Governor Mike Pence was able to declare almost total victory Thursday in the wake of the 2015 session despite early skepticism from the General Assembly for much of his agenda.
There were several items on the governor’s agenda that lawmakers were at least hesitant to fully support. That includes a significant boost to charter school funding, dollars for next year’s state Bicentennial celebration, a major investment in Pence’s Regional Cities Initiative, along with the proposed balanced budget amendment to the state constitution.
The Indiana Department of Transportation has new leadership after Commissioner Karl Browning abruptly resigned Wednesday. Gov. Mike Pence won’t say why the longtime official is leaving.
Karl Browning has led INDOT since 2013, and previously served as Commissioner from 2006 to 2009. He submitted his resignation via email to the governor Wednesday morning, saying he was proud of his accomplishments but that it was “time to move on.”
Exactly one week after signing Indiana’s religious freedom bill into law, Governor Mike Pence Thursday signed a follow up bill meant to quell the firestorm of controversy that erupted over the measure.
The follow up bill explicitly states that the recently-passed law known as RFRA can’t be used to deny service to anyone on the basis of sexual orientation or gender identity.
Governor Mike Pence says concerns about the Religious Freedom Restoration Act come from a misunderstanding of the law, for which he at least partly blames the media. Pence signed the controversial bill into law Thursday.
RFRA establishes a judicial test that courts will use to decide when the government can infringe on a person’s religious beliefs and practices.
Many groups say they’re concerned it will be used to sanction discrimination, particularly against LGBT Hoosiers.
Governor Mike Pence says he still hopes to alter a major sales tax exemption for Hoosier businesses after House lawmakers stripped out a change to the exemption from the governor’s tax legislation.
One of the biggest pieces of Governor Pence’s tax simplification bill was the elimination of what’s called the “double direct” test for determining business sales tax exemptions. The double direct test is a very specific metric for determining what items are exempt from the sales tax.
The General Assembly is trying to speed up the process for approving changes to this spring’s ISTEP+ test.
Late last week, the State Board of Education and Department of Education approved a handful of recommendations to shrink this year’s version of the test, which students can start taking in less than two weeks.
By law, those changes must get the okay from the General Assembly.

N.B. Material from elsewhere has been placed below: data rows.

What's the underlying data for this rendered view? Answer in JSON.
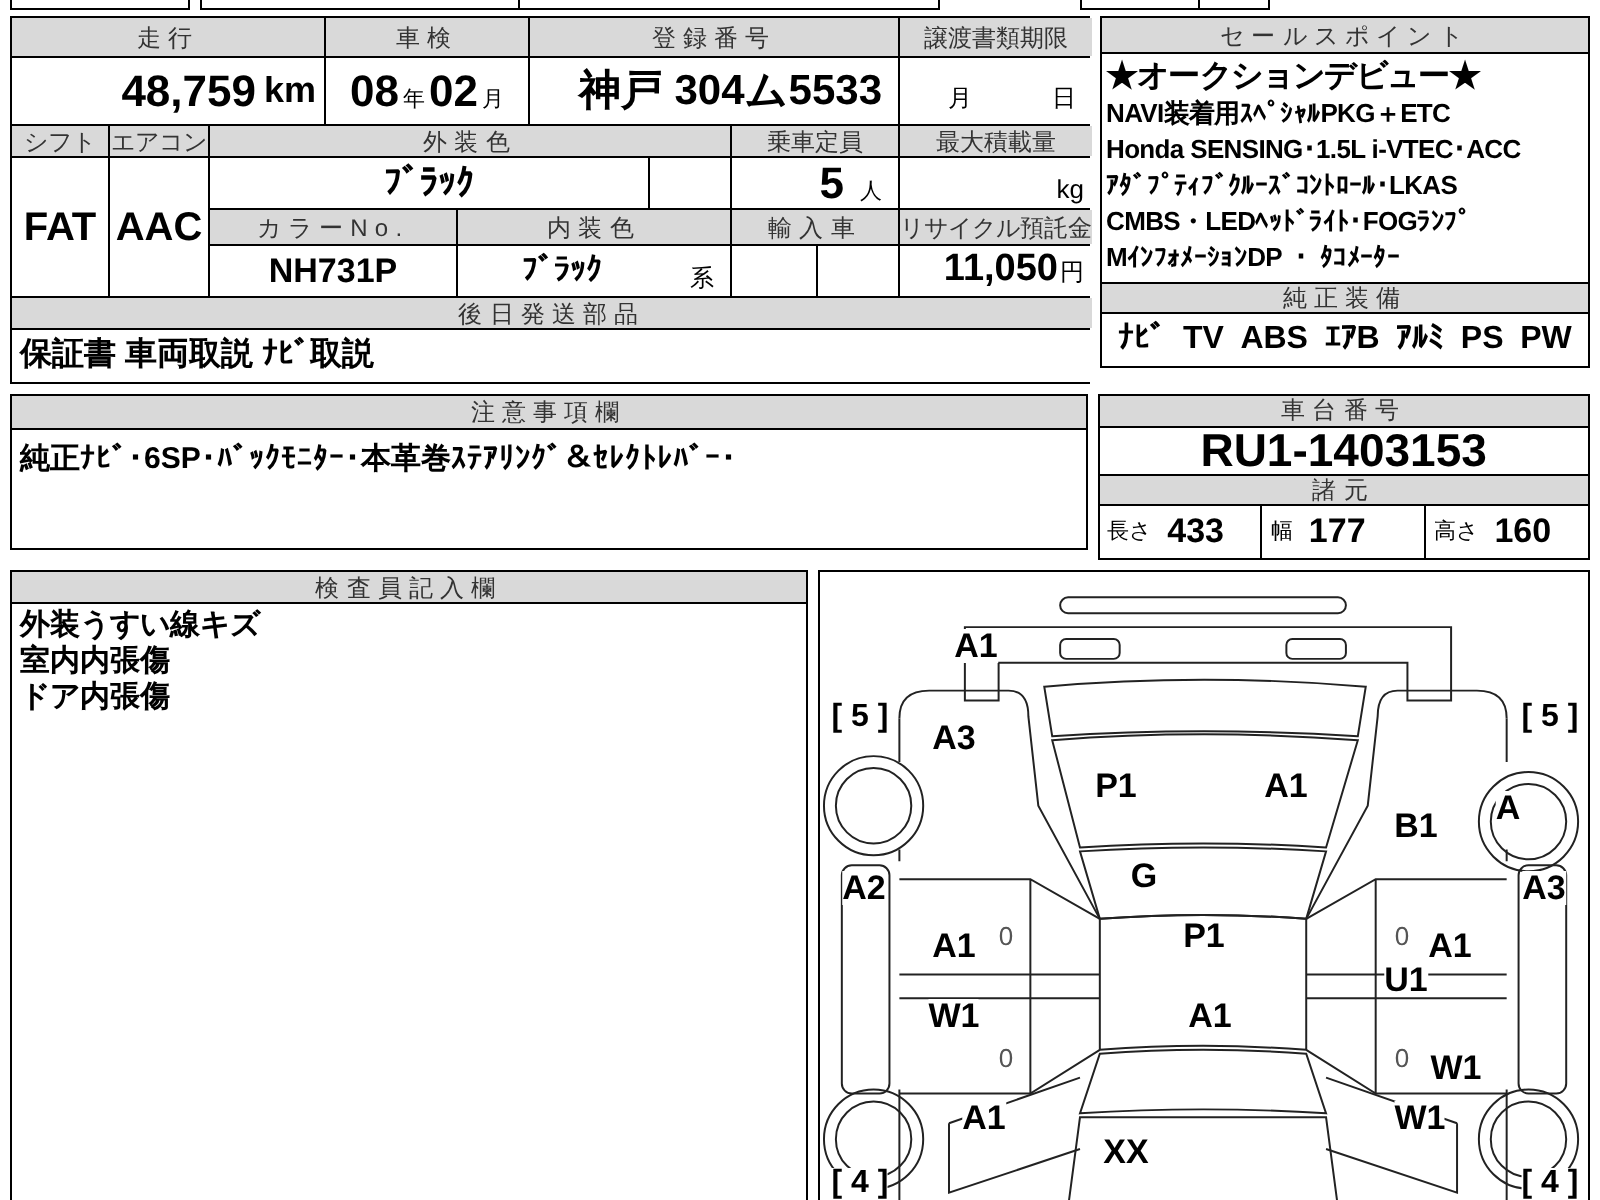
{
  "mileage": {
    "label": "走行",
    "value": "48,759",
    "unit": "km"
  },
  "inspection": {
    "label": "車検",
    "year": "08",
    "year_unit": "年",
    "month": "02",
    "month_unit": "月"
  },
  "registration": {
    "label": "登録番号",
    "value": "神戸 304ム5533"
  },
  "transfer_deadline": {
    "label": "譲渡書類期限",
    "month_unit": "月",
    "day_unit": "日"
  },
  "shift": {
    "label": "シフト",
    "value": "FAT"
  },
  "aircon": {
    "label": "エアコン",
    "value": "AAC"
  },
  "exterior_color": {
    "label": "外装色",
    "value": "ﾌﾞﾗｯｸ"
  },
  "capacity": {
    "label": "乗車定員",
    "value": "5",
    "unit": "人"
  },
  "max_load": {
    "label": "最大積載量",
    "unit": "kg"
  },
  "color_no": {
    "label": "カラーNo.",
    "value": "NH731P"
  },
  "interior_color": {
    "label": "内装色",
    "value": "ﾌﾞﾗｯｸ",
    "suffix": "系"
  },
  "imported": {
    "label": "輸入車"
  },
  "recycling_fee": {
    "label": "リサイクル預託金",
    "value": "11,050",
    "unit": "円"
  },
  "deferred_parts": {
    "label": "後日発送部品",
    "value": "保証書 車両取説 ﾅﾋﾞ取説"
  },
  "sales_points": {
    "label": "セールスポイント",
    "lines": [
      "★オークションデビュー★",
      "NAVI装着用ｽﾍﾟｼｬﾙPKG＋ETC",
      "Honda SENSING･1.5L i-VTEC･ACC",
      "ｱﾀﾞﾌﾟﾃｨﾌﾞｸﾙｰｽﾞｺﾝﾄﾛｰﾙ･LKAS",
      "CMBS・LEDﾍｯﾄﾞﾗｲﾄ･FOGﾗﾝﾌﾟ",
      "MｲﾝﾌｫﾒｰｼｮﾝDP ・ ﾀｺﾒｰﾀｰ"
    ]
  },
  "factory_equipment": {
    "label": "純正装備",
    "items": [
      "ﾅﾋﾞ",
      "TV",
      "ABS",
      "ｴｱB",
      "ｱﾙﾐ",
      "PS",
      "PW"
    ]
  },
  "notes": {
    "label": "注意事項欄",
    "text": "純正ﾅﾋﾞ･6SP･ﾊﾞｯｸﾓﾆﾀｰ･本革巻ｽﾃｱﾘﾝｸﾞ＆ｾﾚｸﾄﾚﾊﾞｰ･"
  },
  "chassis_number": {
    "label": "車台番号",
    "value": "RU1-1403153"
  },
  "specs": {
    "label": "諸元",
    "items": [
      {
        "label": "長さ",
        "value": "433"
      },
      {
        "label": "幅",
        "value": "177"
      },
      {
        "label": "高さ",
        "value": "160"
      }
    ]
  },
  "inspector_notes": {
    "label": "検査員記入欄",
    "lines": [
      "外装うすい線キズ",
      "室内内張傷",
      "ドア内張傷"
    ]
  },
  "damage_map": {
    "marks": [
      {
        "kind": "code",
        "text": "A1"
      },
      {
        "kind": "tread",
        "text": "[ 5 ]"
      },
      {
        "kind": "tread",
        "text": "[ 5 ]"
      },
      {
        "kind": "code",
        "text": "A3"
      },
      {
        "kind": "code",
        "text": "P1"
      },
      {
        "kind": "code",
        "text": "A1"
      },
      {
        "kind": "code",
        "text": "A"
      },
      {
        "kind": "code",
        "text": "B1"
      },
      {
        "kind": "code",
        "text": "A2"
      },
      {
        "kind": "code",
        "text": "G"
      },
      {
        "kind": "code",
        "text": "A3"
      },
      {
        "kind": "code",
        "text": "A1"
      },
      {
        "kind": "zero",
        "text": "0"
      },
      {
        "kind": "code",
        "text": "P1"
      },
      {
        "kind": "zero",
        "text": "0"
      },
      {
        "kind": "code",
        "text": "A1"
      },
      {
        "kind": "code",
        "text": "U1"
      },
      {
        "kind": "code",
        "text": "W1"
      },
      {
        "kind": "code",
        "text": "A1"
      },
      {
        "kind": "zero",
        "text": "0"
      },
      {
        "kind": "zero",
        "text": "0"
      },
      {
        "kind": "code",
        "text": "W1"
      },
      {
        "kind": "code",
        "text": "A1"
      },
      {
        "kind": "code",
        "text": "W1"
      },
      {
        "kind": "code",
        "text": "XX"
      },
      {
        "kind": "tread",
        "text": "[ 4 ]"
      },
      {
        "kind": "tread",
        "text": "[ 4 ]"
      }
    ]
  }
}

In order to fast-track that process, two things happened in the House of Representatives Tuesday:
The Indiana Department of Education says it will proceed as planned to issue the ISTEP+ exam beginning Feb. 25, even after Gov. Mike Pence signed an executive order Monday to re-evaluate the test’s length.
Even though the test could change -- after the testing consultant hired through Pence’s executive order issues recommendations on how to shorten it -- the DOE says they are preparing school districts as if the test will not change.

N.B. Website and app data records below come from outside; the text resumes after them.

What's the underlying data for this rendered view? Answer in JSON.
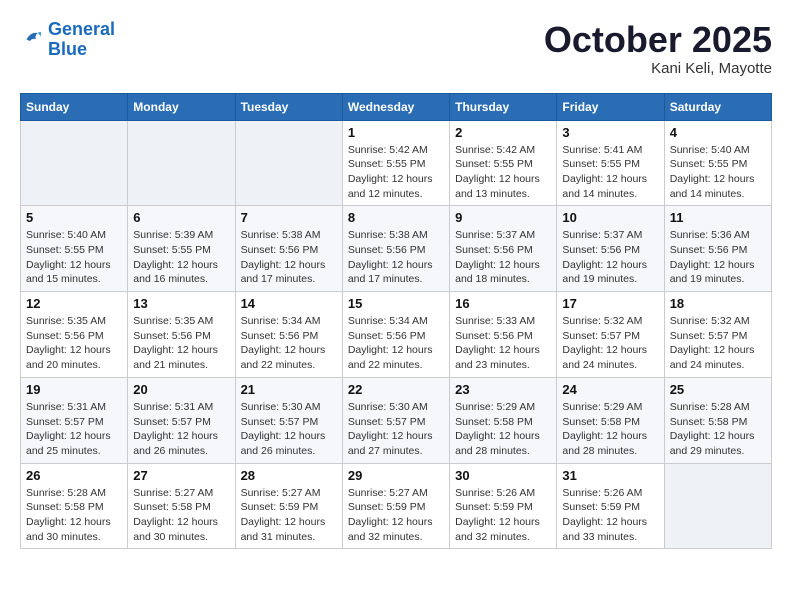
{
  "logo": {
    "line1": "General",
    "line2": "Blue"
  },
  "title": "October 2025",
  "location": "Kani Keli, Mayotte",
  "weekdays": [
    "Sunday",
    "Monday",
    "Tuesday",
    "Wednesday",
    "Thursday",
    "Friday",
    "Saturday"
  ],
  "weeks": [
    [
      {
        "num": "",
        "info": ""
      },
      {
        "num": "",
        "info": ""
      },
      {
        "num": "",
        "info": ""
      },
      {
        "num": "1",
        "info": "Sunrise: 5:42 AM\nSunset: 5:55 PM\nDaylight: 12 hours\nand 12 minutes."
      },
      {
        "num": "2",
        "info": "Sunrise: 5:42 AM\nSunset: 5:55 PM\nDaylight: 12 hours\nand 13 minutes."
      },
      {
        "num": "3",
        "info": "Sunrise: 5:41 AM\nSunset: 5:55 PM\nDaylight: 12 hours\nand 14 minutes."
      },
      {
        "num": "4",
        "info": "Sunrise: 5:40 AM\nSunset: 5:55 PM\nDaylight: 12 hours\nand 14 minutes."
      }
    ],
    [
      {
        "num": "5",
        "info": "Sunrise: 5:40 AM\nSunset: 5:55 PM\nDaylight: 12 hours\nand 15 minutes."
      },
      {
        "num": "6",
        "info": "Sunrise: 5:39 AM\nSunset: 5:55 PM\nDaylight: 12 hours\nand 16 minutes."
      },
      {
        "num": "7",
        "info": "Sunrise: 5:38 AM\nSunset: 5:56 PM\nDaylight: 12 hours\nand 17 minutes."
      },
      {
        "num": "8",
        "info": "Sunrise: 5:38 AM\nSunset: 5:56 PM\nDaylight: 12 hours\nand 17 minutes."
      },
      {
        "num": "9",
        "info": "Sunrise: 5:37 AM\nSunset: 5:56 PM\nDaylight: 12 hours\nand 18 minutes."
      },
      {
        "num": "10",
        "info": "Sunrise: 5:37 AM\nSunset: 5:56 PM\nDaylight: 12 hours\nand 19 minutes."
      },
      {
        "num": "11",
        "info": "Sunrise: 5:36 AM\nSunset: 5:56 PM\nDaylight: 12 hours\nand 19 minutes."
      }
    ],
    [
      {
        "num": "12",
        "info": "Sunrise: 5:35 AM\nSunset: 5:56 PM\nDaylight: 12 hours\nand 20 minutes."
      },
      {
        "num": "13",
        "info": "Sunrise: 5:35 AM\nSunset: 5:56 PM\nDaylight: 12 hours\nand 21 minutes."
      },
      {
        "num": "14",
        "info": "Sunrise: 5:34 AM\nSunset: 5:56 PM\nDaylight: 12 hours\nand 22 minutes."
      },
      {
        "num": "15",
        "info": "Sunrise: 5:34 AM\nSunset: 5:56 PM\nDaylight: 12 hours\nand 22 minutes."
      },
      {
        "num": "16",
        "info": "Sunrise: 5:33 AM\nSunset: 5:56 PM\nDaylight: 12 hours\nand 23 minutes."
      },
      {
        "num": "17",
        "info": "Sunrise: 5:32 AM\nSunset: 5:57 PM\nDaylight: 12 hours\nand 24 minutes."
      },
      {
        "num": "18",
        "info": "Sunrise: 5:32 AM\nSunset: 5:57 PM\nDaylight: 12 hours\nand 24 minutes."
      }
    ],
    [
      {
        "num": "19",
        "info": "Sunrise: 5:31 AM\nSunset: 5:57 PM\nDaylight: 12 hours\nand 25 minutes."
      },
      {
        "num": "20",
        "info": "Sunrise: 5:31 AM\nSunset: 5:57 PM\nDaylight: 12 hours\nand 26 minutes."
      },
      {
        "num": "21",
        "info": "Sunrise: 5:30 AM\nSunset: 5:57 PM\nDaylight: 12 hours\nand 26 minutes."
      },
      {
        "num": "22",
        "info": "Sunrise: 5:30 AM\nSunset: 5:57 PM\nDaylight: 12 hours\nand 27 minutes."
      },
      {
        "num": "23",
        "info": "Sunrise: 5:29 AM\nSunset: 5:58 PM\nDaylight: 12 hours\nand 28 minutes."
      },
      {
        "num": "24",
        "info": "Sunrise: 5:29 AM\nSunset: 5:58 PM\nDaylight: 12 hours\nand 28 minutes."
      },
      {
        "num": "25",
        "info": "Sunrise: 5:28 AM\nSunset: 5:58 PM\nDaylight: 12 hours\nand 29 minutes."
      }
    ],
    [
      {
        "num": "26",
        "info": "Sunrise: 5:28 AM\nSunset: 5:58 PM\nDaylight: 12 hours\nand 30 minutes."
      },
      {
        "num": "27",
        "info": "Sunrise: 5:27 AM\nSunset: 5:58 PM\nDaylight: 12 hours\nand 30 minutes."
      },
      {
        "num": "28",
        "info": "Sunrise: 5:27 AM\nSunset: 5:59 PM\nDaylight: 12 hours\nand 31 minutes."
      },
      {
        "num": "29",
        "info": "Sunrise: 5:27 AM\nSunset: 5:59 PM\nDaylight: 12 hours\nand 32 minutes."
      },
      {
        "num": "30",
        "info": "Sunrise: 5:26 AM\nSunset: 5:59 PM\nDaylight: 12 hours\nand 32 minutes."
      },
      {
        "num": "31",
        "info": "Sunrise: 5:26 AM\nSunset: 5:59 PM\nDaylight: 12 hours\nand 33 minutes."
      },
      {
        "num": "",
        "info": ""
      }
    ]
  ]
}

Deputy state superintendent Danielle Shockey says Pence’s actions only add to the confusion in preparing for this year’s ISTEP.
Republican legislative leaders say the potential price tag of one aspect of Governor Mike Pence’s tax simplification proposal could be too costly to support.
Among the many provisions of Pence’s bill is a change to a sales tax exemption for Hoosier businesses.
Initial estimates by the governor’s administration put the cost around $35 million. But LSA, the legislature’s bipartisan research agency, calculates a revenue loss of anywhere between $130 million and $240 million per year.